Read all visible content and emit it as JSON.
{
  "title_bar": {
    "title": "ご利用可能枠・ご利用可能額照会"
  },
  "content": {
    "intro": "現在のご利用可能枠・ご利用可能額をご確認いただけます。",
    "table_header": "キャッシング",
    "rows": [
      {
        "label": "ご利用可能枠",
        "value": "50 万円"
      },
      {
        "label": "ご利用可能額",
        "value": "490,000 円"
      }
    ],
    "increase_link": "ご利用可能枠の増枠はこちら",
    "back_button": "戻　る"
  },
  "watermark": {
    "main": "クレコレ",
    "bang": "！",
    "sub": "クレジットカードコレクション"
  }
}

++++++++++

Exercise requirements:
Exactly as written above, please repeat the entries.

Exercise answer:
Read all visible content and emit it as JSON.
{
  "title_bar": {
    "title": "ご利用可能枠・ご利用可能額照会"
  },
  "content": {
    "intro": "現在のご利用可能枠・ご利用可能額をご確認いただけます。",
    "table_header": "キャッシング",
    "rows": [
      {
        "label": "ご利用可能枠",
        "value": "50 万円"
      },
      {
        "label": "ご利用可能額",
        "value": "490,000 円"
      }
    ],
    "increase_link": "ご利用可能枠の増枠はこちら",
    "back_button": "戻　る"
  },
  "watermark": {
    "main": "クレコレ",
    "bang": "！",
    "sub": "クレジットカードコレクション"
  }
}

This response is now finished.